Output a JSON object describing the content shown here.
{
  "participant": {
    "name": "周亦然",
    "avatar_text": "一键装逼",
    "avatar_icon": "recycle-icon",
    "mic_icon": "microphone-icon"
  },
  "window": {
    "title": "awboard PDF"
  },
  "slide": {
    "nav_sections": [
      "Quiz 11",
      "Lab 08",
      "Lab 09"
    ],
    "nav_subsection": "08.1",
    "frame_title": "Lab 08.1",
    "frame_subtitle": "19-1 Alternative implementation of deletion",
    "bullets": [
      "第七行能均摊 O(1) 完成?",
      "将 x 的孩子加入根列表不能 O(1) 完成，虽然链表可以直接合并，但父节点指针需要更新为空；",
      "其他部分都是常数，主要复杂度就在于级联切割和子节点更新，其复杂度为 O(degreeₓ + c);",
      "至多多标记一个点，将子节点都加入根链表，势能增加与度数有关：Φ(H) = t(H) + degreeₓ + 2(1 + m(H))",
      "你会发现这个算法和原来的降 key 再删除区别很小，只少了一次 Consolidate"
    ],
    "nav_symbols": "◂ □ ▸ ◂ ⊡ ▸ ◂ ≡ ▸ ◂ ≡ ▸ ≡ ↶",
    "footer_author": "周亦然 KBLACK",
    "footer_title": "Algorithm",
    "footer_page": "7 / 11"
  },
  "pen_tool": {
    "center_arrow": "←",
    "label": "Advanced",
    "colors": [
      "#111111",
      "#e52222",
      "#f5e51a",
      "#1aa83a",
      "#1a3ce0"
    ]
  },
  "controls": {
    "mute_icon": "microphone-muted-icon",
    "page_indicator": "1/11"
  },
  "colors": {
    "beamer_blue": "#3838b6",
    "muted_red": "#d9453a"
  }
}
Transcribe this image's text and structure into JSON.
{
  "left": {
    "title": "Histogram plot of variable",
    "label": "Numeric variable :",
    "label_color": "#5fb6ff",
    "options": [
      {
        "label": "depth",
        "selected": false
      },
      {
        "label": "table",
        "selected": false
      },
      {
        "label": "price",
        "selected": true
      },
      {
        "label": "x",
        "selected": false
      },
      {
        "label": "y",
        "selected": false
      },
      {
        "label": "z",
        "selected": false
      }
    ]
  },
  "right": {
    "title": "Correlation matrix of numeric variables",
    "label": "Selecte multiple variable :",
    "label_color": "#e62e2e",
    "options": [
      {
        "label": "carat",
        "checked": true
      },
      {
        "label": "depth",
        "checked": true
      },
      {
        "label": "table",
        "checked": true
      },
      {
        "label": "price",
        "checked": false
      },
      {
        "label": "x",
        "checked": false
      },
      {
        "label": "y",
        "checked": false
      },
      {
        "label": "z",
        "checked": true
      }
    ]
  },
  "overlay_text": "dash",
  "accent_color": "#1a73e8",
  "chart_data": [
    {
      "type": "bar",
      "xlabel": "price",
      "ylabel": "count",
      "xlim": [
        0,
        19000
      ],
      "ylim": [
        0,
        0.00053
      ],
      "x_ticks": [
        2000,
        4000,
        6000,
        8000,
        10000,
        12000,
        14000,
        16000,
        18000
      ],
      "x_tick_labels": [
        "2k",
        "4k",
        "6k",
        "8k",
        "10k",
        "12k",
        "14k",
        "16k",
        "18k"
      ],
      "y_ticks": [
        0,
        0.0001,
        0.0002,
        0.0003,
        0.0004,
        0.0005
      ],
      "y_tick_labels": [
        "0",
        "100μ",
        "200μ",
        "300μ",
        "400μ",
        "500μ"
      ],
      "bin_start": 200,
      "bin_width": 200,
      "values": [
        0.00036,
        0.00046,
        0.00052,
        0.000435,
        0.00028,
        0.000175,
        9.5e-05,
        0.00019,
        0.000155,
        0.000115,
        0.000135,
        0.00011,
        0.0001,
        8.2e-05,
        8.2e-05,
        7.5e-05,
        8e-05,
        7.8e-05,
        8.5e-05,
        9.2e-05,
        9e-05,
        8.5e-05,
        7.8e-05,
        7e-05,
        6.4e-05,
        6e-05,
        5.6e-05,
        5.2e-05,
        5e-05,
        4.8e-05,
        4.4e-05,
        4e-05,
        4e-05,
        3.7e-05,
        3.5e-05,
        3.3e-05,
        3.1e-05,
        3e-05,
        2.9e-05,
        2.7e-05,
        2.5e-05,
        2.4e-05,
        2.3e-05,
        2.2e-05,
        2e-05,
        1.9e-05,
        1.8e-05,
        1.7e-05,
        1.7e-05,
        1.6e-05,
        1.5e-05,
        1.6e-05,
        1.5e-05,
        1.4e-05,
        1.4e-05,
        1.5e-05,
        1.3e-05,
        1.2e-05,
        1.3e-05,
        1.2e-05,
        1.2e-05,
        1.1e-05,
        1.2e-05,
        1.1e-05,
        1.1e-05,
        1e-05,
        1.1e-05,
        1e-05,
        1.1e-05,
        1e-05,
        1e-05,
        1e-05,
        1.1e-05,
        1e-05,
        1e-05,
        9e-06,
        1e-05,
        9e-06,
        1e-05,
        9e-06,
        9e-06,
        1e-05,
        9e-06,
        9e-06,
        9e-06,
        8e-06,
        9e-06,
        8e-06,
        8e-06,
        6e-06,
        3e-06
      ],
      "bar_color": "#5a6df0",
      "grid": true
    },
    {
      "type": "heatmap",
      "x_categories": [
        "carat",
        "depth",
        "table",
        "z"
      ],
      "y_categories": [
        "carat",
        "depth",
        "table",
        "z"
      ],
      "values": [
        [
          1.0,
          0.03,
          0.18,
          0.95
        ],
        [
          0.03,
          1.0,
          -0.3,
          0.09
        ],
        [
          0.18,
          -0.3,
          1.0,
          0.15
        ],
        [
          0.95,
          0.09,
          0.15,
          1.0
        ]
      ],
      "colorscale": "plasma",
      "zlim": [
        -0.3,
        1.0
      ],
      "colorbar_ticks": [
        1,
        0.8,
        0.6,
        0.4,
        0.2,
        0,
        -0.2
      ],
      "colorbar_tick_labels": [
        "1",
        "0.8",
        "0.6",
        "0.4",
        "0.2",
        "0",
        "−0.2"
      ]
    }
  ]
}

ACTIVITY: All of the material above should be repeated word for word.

RESPONSE FOR THIS EXERCISE:
Output a JSON object describing the content shown here.
{
  "participant": {
    "name": "周亦然",
    "avatar_text": "一键装逼",
    "avatar_icon": "recycle-icon",
    "mic_icon": "microphone-icon"
  },
  "window": {
    "title": "awboard PDF"
  },
  "slide": {
    "nav_sections": [
      "Quiz 11",
      "Lab 08",
      "Lab 09"
    ],
    "nav_subsection": "08.1",
    "frame_title": "Lab 08.1",
    "frame_subtitle": "19-1 Alternative implementation of deletion",
    "bullets": [
      "第七行能均摊 O(1) 完成?",
      "将 x 的孩子加入根列表不能 O(1) 完成，虽然链表可以直接合并，但父节点指针需要更新为空；",
      "其他部分都是常数，主要复杂度就在于级联切割和子节点更新，其复杂度为 O(degreeₓ + c);",
      "至多多标记一个点，将子节点都加入根链表，势能增加与度数有关：Φ(H) = t(H) + degreeₓ + 2(1 + m(H))",
      "你会发现这个算法和原来的降 key 再删除区别很小，只少了一次 Consolidate"
    ],
    "nav_symbols": "◂ □ ▸ ◂ ⊡ ▸ ◂ ≡ ▸ ◂ ≡ ▸ ≡ ↶",
    "footer_author": "周亦然 KBLACK",
    "footer_title": "Algorithm",
    "footer_page": "7 / 11"
  },
  "pen_tool": {
    "center_arrow": "←",
    "label": "Advanced",
    "colors": [
      "#111111",
      "#e52222",
      "#f5e51a",
      "#1aa83a",
      "#1a3ce0"
    ]
  },
  "controls": {
    "mute_icon": "microphone-muted-icon",
    "page_indicator": "1/11"
  },
  "colors": {
    "beamer_blue": "#3838b6",
    "muted_red": "#d9453a"
  }
}
Transcribe this image's text and structure into JSON.
{
  "left": {
    "title": "Histogram plot of variable",
    "label": "Numeric variable :",
    "label_color": "#5fb6ff",
    "options": [
      {
        "label": "depth",
        "selected": false
      },
      {
        "label": "table",
        "selected": false
      },
      {
        "label": "price",
        "selected": true
      },
      {
        "label": "x",
        "selected": false
      },
      {
        "label": "y",
        "selected": false
      },
      {
        "label": "z",
        "selected": false
      }
    ]
  },
  "right": {
    "title": "Correlation matrix of numeric variables",
    "label": "Selecte multiple variable :",
    "label_color": "#e62e2e",
    "options": [
      {
        "label": "carat",
        "checked": true
      },
      {
        "label": "depth",
        "checked": true
      },
      {
        "label": "table",
        "checked": true
      },
      {
        "label": "price",
        "checked": false
      },
      {
        "label": "x",
        "checked": false
      },
      {
        "label": "y",
        "checked": false
      },
      {
        "label": "z",
        "checked": true
      }
    ]
  },
  "overlay_text": "dash",
  "accent_color": "#1a73e8",
  "chart_data": [
    {
      "type": "bar",
      "xlabel": "price",
      "ylabel": "count",
      "xlim": [
        0,
        19000
      ],
      "ylim": [
        0,
        0.00053
      ],
      "x_ticks": [
        2000,
        4000,
        6000,
        8000,
        10000,
        12000,
        14000,
        16000,
        18000
      ],
      "x_tick_labels": [
        "2k",
        "4k",
        "6k",
        "8k",
        "10k",
        "12k",
        "14k",
        "16k",
        "18k"
      ],
      "y_ticks": [
        0,
        0.0001,
        0.0002,
        0.0003,
        0.0004,
        0.0005
      ],
      "y_tick_labels": [
        "0",
        "100μ",
        "200μ",
        "300μ",
        "400μ",
        "500μ"
      ],
      "bin_start": 200,
      "bin_width": 200,
      "values": [
        0.00036,
        0.00046,
        0.00052,
        0.000435,
        0.00028,
        0.000175,
        9.5e-05,
        0.00019,
        0.000155,
        0.000115,
        0.000135,
        0.00011,
        0.0001,
        8.2e-05,
        8.2e-05,
        7.5e-05,
        8e-05,
        7.8e-05,
        8.5e-05,
        9.2e-05,
        9e-05,
        8.5e-05,
        7.8e-05,
        7e-05,
        6.4e-05,
        6e-05,
        5.6e-05,
        5.2e-05,
        5e-05,
        4.8e-05,
        4.4e-05,
        4e-05,
        4e-05,
        3.7e-05,
        3.5e-05,
        3.3e-05,
        3.1e-05,
        3e-05,
        2.9e-05,
        2.7e-05,
        2.5e-05,
        2.4e-05,
        2.3e-05,
        2.2e-05,
        2e-05,
        1.9e-05,
        1.8e-05,
        1.7e-05,
        1.7e-05,
        1.6e-05,
        1.5e-05,
        1.6e-05,
        1.5e-05,
        1.4e-05,
        1.4e-05,
        1.5e-05,
        1.3e-05,
        1.2e-05,
        1.3e-05,
        1.2e-05,
        1.2e-05,
        1.1e-05,
        1.2e-05,
        1.1e-05,
        1.1e-05,
        1e-05,
        1.1e-05,
        1e-05,
        1.1e-05,
        1e-05,
        1e-05,
        1e-05,
        1.1e-05,
        1e-05,
        1e-05,
        9e-06,
        1e-05,
        9e-06,
        1e-05,
        9e-06,
        9e-06,
        1e-05,
        9e-06,
        9e-06,
        9e-06,
        8e-06,
        9e-06,
        8e-06,
        8e-06,
        6e-06,
        3e-06
      ],
      "bar_color": "#5a6df0",
      "grid": true
    },
    {
      "type": "heatmap",
      "x_categories": [
        "carat",
        "depth",
        "table",
        "z"
      ],
      "y_categories": [
        "carat",
        "depth",
        "table",
        "z"
      ],
      "values": [
        [
          1.0,
          0.03,
          0.18,
          0.95
        ],
        [
          0.03,
          1.0,
          -0.3,
          0.09
        ],
        [
          0.18,
          -0.3,
          1.0,
          0.15
        ],
        [
          0.95,
          0.09,
          0.15,
          1.0
        ]
      ],
      "colorscale": "plasma",
      "zlim": [
        -0.3,
        1.0
      ],
      "colorbar_ticks": [
        1,
        0.8,
        0.6,
        0.4,
        0.2,
        0,
        -0.2
      ],
      "colorbar_tick_labels": [
        "1",
        "0.8",
        "0.6",
        "0.4",
        "0.2",
        "0",
        "−0.2"
      ]
    }
  ]
}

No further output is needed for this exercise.